Hunters and landowners near the Buckhorn Unit of Siloam Springs State Park are taking exception to the proposed ATV park, which would be funded mostly with federal money via DNR’s Recreational Trails Program.
The Buckhorn Unit, located six miles south of Timewell off Route 24, about nine miles north of Route 104, contains roughly 2,200 acres of huntable land in Brown County.
It was acquired by the state in 2001 and is used by deer, turkey, dove, rabbit, squirrel and raccoon hunters.
Hunting groups are strongly opposed to the notion of the site being used for the ATV park because of the scarcity of public hunting land in the state.
“We [Illinois] are already ranked at the bottom when it comes to public hunting access, and now to take away from that? It doesn’t make sense,” Lynn Wilcox, president of the Illinois Bowhunters Society, said.
The Illinois Federation for Outdoor Resources, a coalition of sportsmen’s groups, is not necessarily in opposition to ATV parks – as long as they don’t interfere with hunting opportunities.
Logistics of the Buckhorn site are also in question.
“After looking at the idea, we don’t oppose the effort of finding places for ATV and other off road vehicle to recreate but, choosing the Buckhorn site would drastically displace hunting opportunities there,” Jim McFarlane, vice president of IFOR, said. “There is another major inconvenience that I noticed when visiting the site a few weeks ago; major road access in case someone needed to be brought from an accident for medical care.”
IFOR and hunting groups also question why the Buckhorn site was chosen. McFarlane noted that when the IFOR board of directors was given a presentation this summer, it looked like there were many other potential sites for an ATV park reviewed “that would not upset and displace hunters.”
Amy Madigan with DNR’s Illinois Trails Outreach, explained during a Brown County informational meeting in August that the agency had looked at several sights like Buckhorn for six months.
“We have looked at about 18 sights, existing DNR sights,” Madigan said. “Buckhorn was elevated because of its uses and where it was located through our very extensive review process.”
As this issue of Illinois Outdoor News went to press, DNR had not made a final decision on building the ATV park at the Buckhorn site.

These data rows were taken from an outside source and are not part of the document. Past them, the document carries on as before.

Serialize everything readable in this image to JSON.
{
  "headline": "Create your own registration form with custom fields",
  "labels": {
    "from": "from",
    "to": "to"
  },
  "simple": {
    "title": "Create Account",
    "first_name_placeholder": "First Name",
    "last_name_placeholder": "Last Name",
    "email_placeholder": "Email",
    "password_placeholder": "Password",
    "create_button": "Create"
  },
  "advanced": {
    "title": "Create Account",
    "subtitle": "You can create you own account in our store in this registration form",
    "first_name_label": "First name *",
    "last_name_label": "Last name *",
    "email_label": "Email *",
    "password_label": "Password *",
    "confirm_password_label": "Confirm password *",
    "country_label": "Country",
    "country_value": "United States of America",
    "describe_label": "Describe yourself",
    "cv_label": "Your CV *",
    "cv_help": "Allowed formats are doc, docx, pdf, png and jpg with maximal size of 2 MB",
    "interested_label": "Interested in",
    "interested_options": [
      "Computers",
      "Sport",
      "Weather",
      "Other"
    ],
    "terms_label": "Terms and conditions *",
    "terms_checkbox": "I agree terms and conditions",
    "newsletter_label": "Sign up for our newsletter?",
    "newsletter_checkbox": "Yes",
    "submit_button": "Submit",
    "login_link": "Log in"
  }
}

If a decision is made to build it at the Buckhorn Unit, construction could begin by next April.
Illinois does not have a designated riding park for ATVs.
“Hunters’ don’t have an issue with building a site, it’s about where they build it,” Wilcox said.